At one time, Valerie Solanas seemed the feminist ghost least likely to rise from the grave. The one and only member of the Society for Cutting Up Men, she was just too mad and too bad. But less than 10 years after her death in 1988, this unlikely spectre began to stir. First came Mary Harron’s film I Shot Andy Warhol, then Carson Kreitzer’s play Valerie Shoots Andy, and George Coates’s all-female musical version of Up Your Ass, the play Solanas accused Warhol of stealing. Now Karen Houppert adds Tragedy in Nine Lives, which presents the Solanas-Warhol encounter as a kind of Greek tragedy. Of course, what lives on after all these years is Solanas’s Medea-like fury and poisonous resentment. The author of the SCUM Manifesto is probably destined to be an icon of female rage for as long as sexism lasts.
Tragedy in Nine Lives is set in Warhol’s Factory, complete with walls of crinkly foil, “superstars” in shades, and spectators perched in the round on couches, chairs, and pillows—all very groovy. And it’s a musical. A three-piece rock band, the Lowly Turds (Alexander MacSween, Aaron Maxwell, Stephen Nunns), adds a Velvet Underground mood and accompanies the six songs. And we come in knowing the tragedy we’re headed for.
Houppert is also a journalist (and formerly a colleague here at the Voice) whose previous stage work includes The Packwood Papers. Based on the sexual harassment investigation into Senator Bob Packwood, that script incorporated actual text from his lurid and pathetic diaries. In Nine Lives, Houppert quotes from the SCUM Manifesto and newspaper articles, but her scenarios aren’t intended to re-create the real relationship between Warhol and Solanas. The play presents Warhol as fascinated by her. In real life, apparently, he just tolerated her.
T. Ryder Smith seems appropriately disembodied as Andy, while Juliana Francis damps down her own glamour to play a fierce and indecorous Valerie. Houppert’s script makes them seem polar opposites: he cool, successful, deadpan verging on catatonic; she uncool, failed, a motormouth. Warhol says his highly praised work has no meaning, while Solanas brandishes a ratty manuscript no one wants and thinks it holds the key to the universe. Despite these polarities, the play does not seem schematic. Still, Warhol begins to look like a logical target for her. Again, that isn’t true to life, since she actually set out to shoot her publisher but couldn’t find him. Warhol was available.
His work has conceptual weight, while hers is just a screed. Yet both are visionary in their own way. When I first read the SCUM Manifesto in the early ’70s, I thought it utterly repellent. But like many rants, it contains a kernel of unvarnished truth—about the corroding impact of sexism. There’s an Ondine character in this play whose anti-woman diatribes almost balance Solanas’s screwy man-hating.

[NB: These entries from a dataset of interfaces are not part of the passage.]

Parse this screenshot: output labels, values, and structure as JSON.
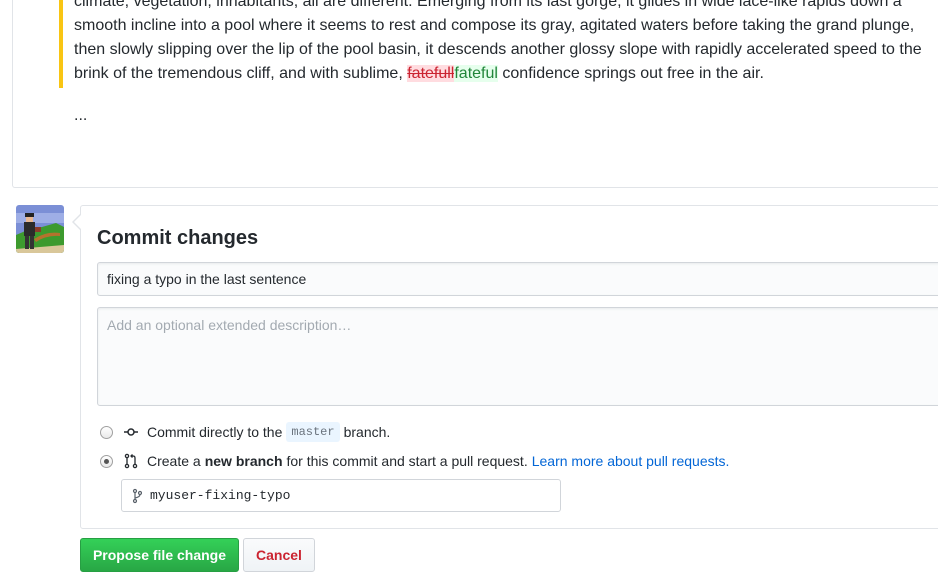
{
  "preview": {
    "line1": "climate, vegetation, inhabitants, all are different. Emerging from its last gorge, it glides in wide lace-like rapids down a",
    "line2": "smooth incline into a pool where it seems to rest and compose its gray, agitated waters before taking the grand plunge,",
    "line3": "then slowly slipping over the lip of the pool basin, it descends another glossy slope with rapidly accelerated speed to the",
    "line4_before": "brink of the tremendous cliff, and with sublime,",
    "deleted_word": "fatefull",
    "inserted_word": "fateful",
    "line4_after": "confidence springs out free in the air.",
    "ellipsis": "..."
  },
  "commit": {
    "title": "Commit changes",
    "summary_value": "fixing a typo in the last sentence",
    "description_placeholder": "Add an optional extended description…",
    "option_direct": {
      "before": "Commit directly to the",
      "branch": "master",
      "after": "branch.",
      "checked": false
    },
    "option_new_branch": {
      "before": "Create a",
      "bold": "new branch",
      "after": "for this commit and start a pull request.",
      "link": "Learn more about pull requests.",
      "checked": true
    },
    "branch_name": "myuser-fixing-typo"
  },
  "buttons": {
    "propose": "Propose file change",
    "cancel": "Cancel"
  },
  "colors": {
    "primary_green": "#28a745",
    "cancel_red": "#cb2431",
    "link_blue": "#0366d6",
    "quote_bar": "#f9c513"
  },
  "icons": {
    "commit": "git-commit-icon",
    "pull_request": "git-pull-request-icon",
    "branch": "git-branch-icon"
  }
}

And a Reporter appears, to misunderstand and misrepresent everyone to Middle America; his drug-induced transformation from man to drag queen, if not woman, seems the least thought out part of Nine Lives.
Another complaint Solanas has with Warhol and Pop artists in general is that they’re ironic. They don’t believe in anything. This, she says, will be the ruin of the ’60s and the end of questioning the status quo.

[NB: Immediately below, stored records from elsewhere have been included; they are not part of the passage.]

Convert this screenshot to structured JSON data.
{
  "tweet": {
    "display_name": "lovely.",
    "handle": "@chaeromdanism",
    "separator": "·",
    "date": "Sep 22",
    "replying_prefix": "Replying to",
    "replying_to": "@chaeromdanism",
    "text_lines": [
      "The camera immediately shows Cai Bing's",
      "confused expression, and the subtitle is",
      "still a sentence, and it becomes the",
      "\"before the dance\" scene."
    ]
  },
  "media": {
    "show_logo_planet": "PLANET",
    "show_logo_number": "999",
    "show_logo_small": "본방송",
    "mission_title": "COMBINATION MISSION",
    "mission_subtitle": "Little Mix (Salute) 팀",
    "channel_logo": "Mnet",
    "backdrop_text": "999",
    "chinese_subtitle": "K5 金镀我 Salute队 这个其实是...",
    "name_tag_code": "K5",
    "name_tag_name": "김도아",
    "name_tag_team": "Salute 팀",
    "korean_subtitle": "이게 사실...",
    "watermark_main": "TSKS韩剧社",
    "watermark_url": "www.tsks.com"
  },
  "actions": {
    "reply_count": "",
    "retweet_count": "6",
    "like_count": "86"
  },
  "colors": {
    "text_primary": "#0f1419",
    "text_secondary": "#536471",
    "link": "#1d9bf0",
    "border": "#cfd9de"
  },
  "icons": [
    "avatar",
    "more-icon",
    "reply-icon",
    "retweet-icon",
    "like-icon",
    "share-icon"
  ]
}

No doubt she’d start shooting up the joint if she saw a performance of Marc Spitz’s farce, Gravity Always Wins. But remember—she’s a nut.
Gravity is a demented, untelevisable sitcom in which dysfunction is pushed to the max. Every character in this show would do well to be divorcing, departing, or trying to get disowned. Of course, if they did that, where would the fun be?
I can’t divulge much plot without giving away the jokes for those who take their humor very dark. Suffice it to say that it opens with a father and his two grown sons seated around a kitchen table, the father demanding that everyone speak French, though he himself does not know French, though he insists that he is in fact speaking French. Dad, by the way, is dressed like Michael Jackson (the white-glove era) and becomes more Michael-ish as the play progresses. The packed house I saw it with was loving it; I was not.
This article from the Village Voice Archive was posted on July 22, 2003